Bay Willow Herb
|Rose Bay Willow Herb
path takes you up over a footbridge which crosses the River Kennet.
Where the River Kennet runs under the railway and joins the Thames there
was once an Anglo-Saxon cemetery. “Reading” derives its name from the
Anglo-Saxon root “Reada's inga” (People of Reada – the Reada Tribal settlement),
growing in the Dark Ages following the departure of the Roman legions
in 410 AD.
you stand, you are looking across the flood plain of the River Thames,
a view very different now from that 21 thousand years ago, when the gravels
under your feet were being deposited.
river had a broad plain. Not one channel but many channels that flowed
fast with the Spring snow melt, more sluggishly at other times, and then
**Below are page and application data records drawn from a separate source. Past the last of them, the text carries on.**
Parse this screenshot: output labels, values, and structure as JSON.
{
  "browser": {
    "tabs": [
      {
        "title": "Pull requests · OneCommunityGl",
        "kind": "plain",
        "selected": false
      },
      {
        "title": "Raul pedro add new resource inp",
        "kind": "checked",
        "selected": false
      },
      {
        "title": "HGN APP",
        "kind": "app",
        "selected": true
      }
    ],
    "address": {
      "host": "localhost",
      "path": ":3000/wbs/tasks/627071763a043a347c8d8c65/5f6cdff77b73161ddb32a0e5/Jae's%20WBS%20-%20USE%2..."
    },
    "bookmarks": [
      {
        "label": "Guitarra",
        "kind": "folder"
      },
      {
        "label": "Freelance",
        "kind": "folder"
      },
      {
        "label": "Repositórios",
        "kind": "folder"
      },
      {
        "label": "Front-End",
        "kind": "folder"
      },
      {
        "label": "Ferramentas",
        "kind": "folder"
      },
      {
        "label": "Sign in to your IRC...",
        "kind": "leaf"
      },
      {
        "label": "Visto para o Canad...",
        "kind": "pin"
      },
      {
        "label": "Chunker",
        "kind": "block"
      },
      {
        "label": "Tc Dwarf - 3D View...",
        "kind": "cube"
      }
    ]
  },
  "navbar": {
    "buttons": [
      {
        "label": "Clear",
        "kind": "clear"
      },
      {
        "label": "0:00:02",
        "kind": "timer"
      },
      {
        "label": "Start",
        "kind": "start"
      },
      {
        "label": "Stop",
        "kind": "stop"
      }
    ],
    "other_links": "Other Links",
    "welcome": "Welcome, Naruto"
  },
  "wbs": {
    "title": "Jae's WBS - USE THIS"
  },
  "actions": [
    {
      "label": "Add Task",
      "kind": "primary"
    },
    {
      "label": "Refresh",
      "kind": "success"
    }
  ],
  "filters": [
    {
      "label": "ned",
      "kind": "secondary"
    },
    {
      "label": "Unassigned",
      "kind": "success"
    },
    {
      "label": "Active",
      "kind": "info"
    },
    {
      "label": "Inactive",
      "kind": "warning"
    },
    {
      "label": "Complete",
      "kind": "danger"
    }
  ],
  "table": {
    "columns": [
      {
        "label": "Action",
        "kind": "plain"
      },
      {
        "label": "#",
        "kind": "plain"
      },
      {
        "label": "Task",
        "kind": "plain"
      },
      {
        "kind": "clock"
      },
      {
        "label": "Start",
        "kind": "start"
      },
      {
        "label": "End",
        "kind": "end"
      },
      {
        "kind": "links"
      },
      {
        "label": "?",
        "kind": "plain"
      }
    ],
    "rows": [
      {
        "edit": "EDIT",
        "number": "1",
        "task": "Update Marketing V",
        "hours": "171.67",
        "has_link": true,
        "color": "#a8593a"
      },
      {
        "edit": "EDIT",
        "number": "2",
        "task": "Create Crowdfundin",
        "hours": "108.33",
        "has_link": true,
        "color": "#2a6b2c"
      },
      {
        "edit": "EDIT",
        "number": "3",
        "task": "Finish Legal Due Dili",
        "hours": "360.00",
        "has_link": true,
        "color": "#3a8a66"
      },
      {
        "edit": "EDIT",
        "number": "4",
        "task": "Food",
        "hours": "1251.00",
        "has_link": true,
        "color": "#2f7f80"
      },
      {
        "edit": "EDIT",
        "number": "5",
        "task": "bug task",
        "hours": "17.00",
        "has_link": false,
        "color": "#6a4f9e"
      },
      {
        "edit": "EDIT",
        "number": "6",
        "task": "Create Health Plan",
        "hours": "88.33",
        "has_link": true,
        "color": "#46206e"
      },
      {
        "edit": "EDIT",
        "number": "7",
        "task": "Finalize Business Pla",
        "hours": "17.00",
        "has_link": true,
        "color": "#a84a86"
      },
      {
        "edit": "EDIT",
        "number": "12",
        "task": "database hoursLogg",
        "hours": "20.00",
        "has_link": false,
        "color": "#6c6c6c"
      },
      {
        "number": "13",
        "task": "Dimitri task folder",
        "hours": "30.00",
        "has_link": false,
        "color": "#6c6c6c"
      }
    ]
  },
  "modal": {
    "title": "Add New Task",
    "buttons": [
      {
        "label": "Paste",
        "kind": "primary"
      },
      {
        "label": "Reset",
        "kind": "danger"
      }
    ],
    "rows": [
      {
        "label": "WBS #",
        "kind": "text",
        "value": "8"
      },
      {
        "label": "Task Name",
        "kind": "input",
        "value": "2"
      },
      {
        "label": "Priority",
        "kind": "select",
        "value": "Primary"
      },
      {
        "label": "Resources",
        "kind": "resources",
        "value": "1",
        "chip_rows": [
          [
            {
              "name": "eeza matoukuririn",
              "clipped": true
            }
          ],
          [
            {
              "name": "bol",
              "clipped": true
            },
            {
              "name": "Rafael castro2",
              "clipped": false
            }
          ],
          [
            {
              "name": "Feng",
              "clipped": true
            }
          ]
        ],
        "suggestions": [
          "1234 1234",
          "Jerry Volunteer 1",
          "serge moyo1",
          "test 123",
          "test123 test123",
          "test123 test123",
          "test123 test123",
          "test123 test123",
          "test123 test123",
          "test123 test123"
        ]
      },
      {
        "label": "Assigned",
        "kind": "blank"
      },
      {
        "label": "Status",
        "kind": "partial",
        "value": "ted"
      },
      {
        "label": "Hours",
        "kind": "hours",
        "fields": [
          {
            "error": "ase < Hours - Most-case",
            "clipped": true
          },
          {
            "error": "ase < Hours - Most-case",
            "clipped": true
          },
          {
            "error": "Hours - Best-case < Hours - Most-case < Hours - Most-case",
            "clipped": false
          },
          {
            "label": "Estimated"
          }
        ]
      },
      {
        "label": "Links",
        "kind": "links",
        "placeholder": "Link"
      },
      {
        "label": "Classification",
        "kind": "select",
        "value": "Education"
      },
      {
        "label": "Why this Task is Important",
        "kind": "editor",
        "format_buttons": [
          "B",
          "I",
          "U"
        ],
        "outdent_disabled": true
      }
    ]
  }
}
frigid and deep frozen during long winters.
At this time
Britain was in the grip of the last glaciation, with a major ice sheet
extending across Scotland, Wales, Northern England and the Wash, its spring
thaws feeding the Thames with coarse gravel flushed in with melt-water
floods. Migratory reindeer and bison herds, tormented by billions of biting
flies, grazed during the cool summers, when new stone age hunters (our
direct ancestors) came to the area to hunt.
TO PROFESSOR BRUCE SELLWOOD OF READING UNIVERSITY FOR ALL OF HIS HELP
WITH THIS WALK